Component data from apps and pages —
BEGIN
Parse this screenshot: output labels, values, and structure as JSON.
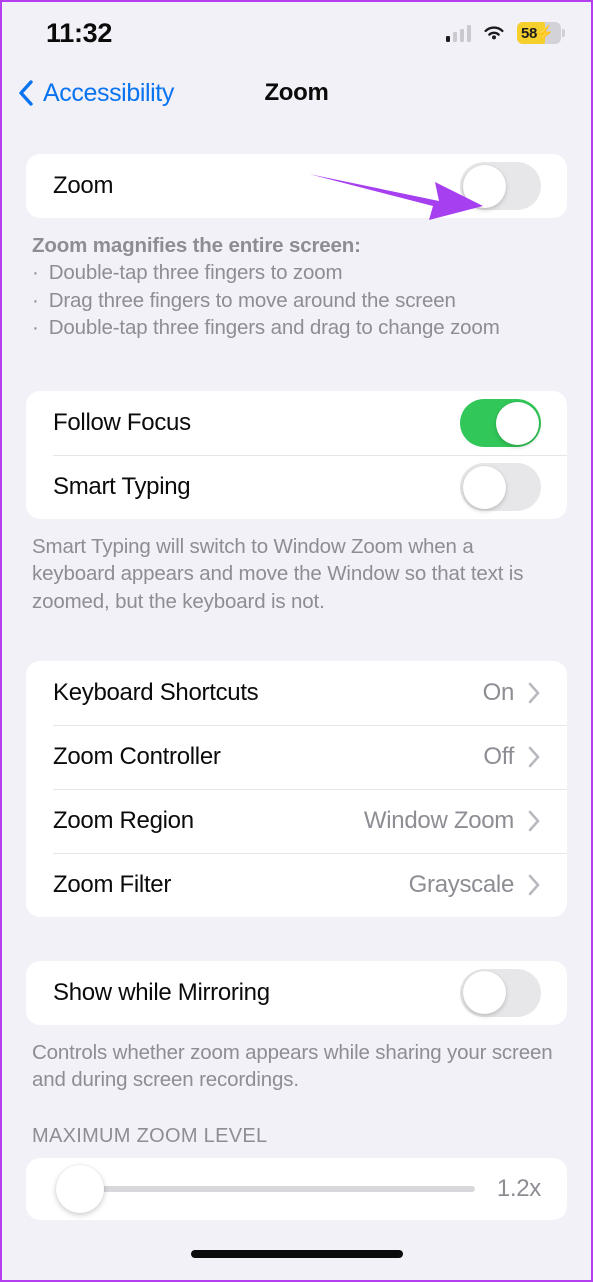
{
  "status_bar": {
    "time": "11:32",
    "signal_icon": "cellular-signal-icon",
    "signal_bars_filled": 1,
    "signal_bars_total": 4,
    "wifi_icon": "wifi-icon",
    "battery_percent": "58",
    "battery_charging_glyph": "⚡",
    "battery_color": "#f5cf2b"
  },
  "nav": {
    "back_label": "Accessibility",
    "back_icon": "chevron-left-icon",
    "title": "Zoom",
    "accent_color": "#0a74f0"
  },
  "zoom_section": {
    "row_label": "Zoom",
    "toggle_state": "off",
    "footer_title": "Zoom magnifies the entire screen:",
    "footer_bullets": [
      "Double-tap three fingers to zoom",
      "Drag three fingers to move around the screen",
      "Double-tap three fingers and drag to change zoom"
    ],
    "bullet_glyph": "·"
  },
  "focus_section": {
    "rows": [
      {
        "label": "Follow Focus",
        "toggle_state": "on"
      },
      {
        "label": "Smart Typing",
        "toggle_state": "off"
      }
    ],
    "footer": "Smart Typing will switch to Window Zoom when a keyboard appears and move the Window so that text is zoomed, but the keyboard is not."
  },
  "options_section": {
    "rows": [
      {
        "label": "Keyboard Shortcuts",
        "value": "On"
      },
      {
        "label": "Zoom Controller",
        "value": "Off"
      },
      {
        "label": "Zoom Region",
        "value": "Window Zoom"
      },
      {
        "label": "Zoom Filter",
        "value": "Grayscale"
      }
    ],
    "chevron_icon": "chevron-right-icon"
  },
  "mirroring_section": {
    "row_label": "Show while Mirroring",
    "toggle_state": "off",
    "footer": "Controls whether zoom appears while sharing your screen and during screen recordings."
  },
  "max_zoom_section": {
    "group_header": "MAXIMUM ZOOM LEVEL",
    "slider_value_label": "1.2x",
    "slider_position_percent": 0
  },
  "annotation": {
    "arrow_icon": "pointer-arrow-annotation",
    "color": "#a63ff0"
  },
  "colors": {
    "page_background": "#f2f1f7",
    "card_background": "#ffffff",
    "switch_on": "#32c759",
    "switch_off": "#e7e7ea",
    "secondary_text": "#8d8d94",
    "frame_border": "#b43ff0"
  }
}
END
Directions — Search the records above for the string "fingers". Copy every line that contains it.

Solution for this task —
      "Double-tap three fingers to zoom",
      "Drag three fingers to move around the screen",
      "Double-tap three fingers and drag to change zoom"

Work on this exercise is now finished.